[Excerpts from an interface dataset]
○ ○ ○ ○ ○
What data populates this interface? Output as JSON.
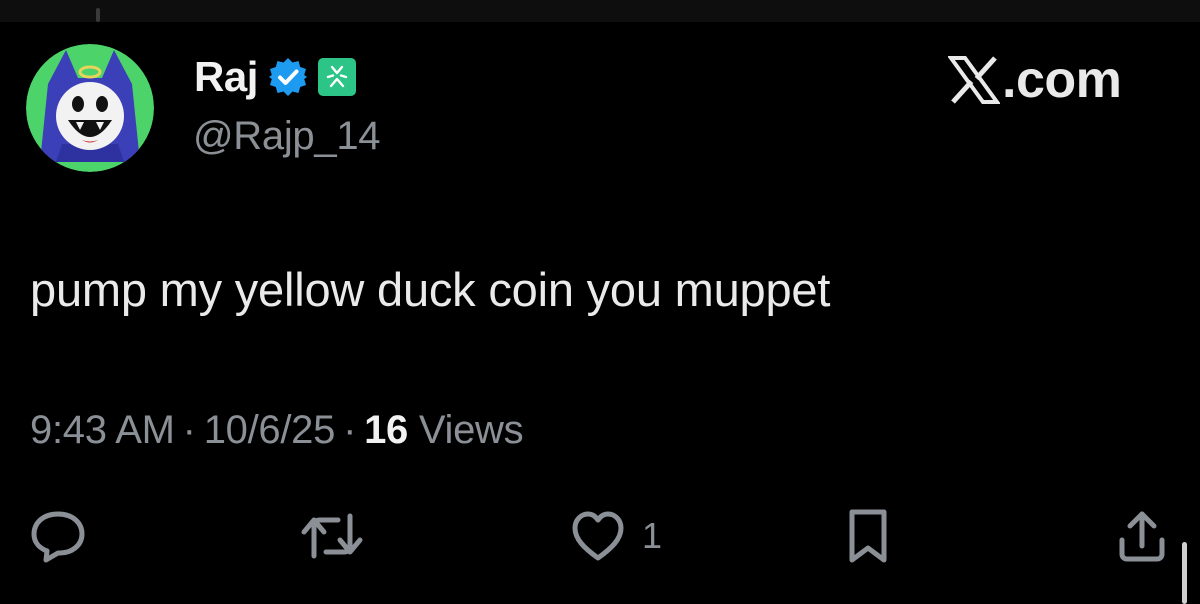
{
  "author": {
    "display_name": "Raj",
    "handle": "@Rajp_14",
    "avatar_icon": "jack-frost-avatar-icon",
    "verified_icon": "verified-badge-icon",
    "affiliation_icon": "affiliate-badge-icon"
  },
  "brand": {
    "logo_icon": "x-logo-icon",
    "text": ".com"
  },
  "post": {
    "text": "pump my yellow duck coin you muppet"
  },
  "meta": {
    "time": "9:43 AM",
    "separator": "·",
    "date": "10/6/25",
    "views_count": "16",
    "views_label": "Views"
  },
  "actions": {
    "reply_icon": "reply-icon",
    "repost_icon": "repost-icon",
    "like_icon": "like-icon",
    "like_count": "1",
    "bookmark_icon": "bookmark-icon",
    "share_icon": "share-icon"
  },
  "colors": {
    "background": "#000000",
    "text_primary": "#e7e9ea",
    "text_secondary": "#8b9097",
    "verified_blue": "#1d9bf0",
    "affiliate_green": "#2cc487",
    "avatar_bg": "#4cd36a"
  }
}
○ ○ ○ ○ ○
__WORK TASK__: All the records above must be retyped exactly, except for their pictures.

__ANSWER BOX__:
What data populates this interface? Output as JSON.
{
  "author": {
    "display_name": "Raj",
    "handle": "@Rajp_14",
    "avatar_icon": "jack-frost-avatar-icon",
    "verified_icon": "verified-badge-icon",
    "affiliation_icon": "affiliate-badge-icon"
  },
  "brand": {
    "logo_icon": "x-logo-icon",
    "text": ".com"
  },
  "post": {
    "text": "pump my yellow duck coin you muppet"
  },
  "meta": {
    "time": "9:43 AM",
    "separator": "·",
    "date": "10/6/25",
    "views_count": "16",
    "views_label": "Views"
  },
  "actions": {
    "reply_icon": "reply-icon",
    "repost_icon": "repost-icon",
    "like_icon": "like-icon",
    "like_count": "1",
    "bookmark_icon": "bookmark-icon",
    "share_icon": "share-icon"
  },
  "colors": {
    "background": "#000000",
    "text_primary": "#e7e9ea",
    "text_secondary": "#8b9097",
    "verified_blue": "#1d9bf0",
    "affiliate_green": "#2cc487",
    "avatar_bg": "#4cd36a"
  }
}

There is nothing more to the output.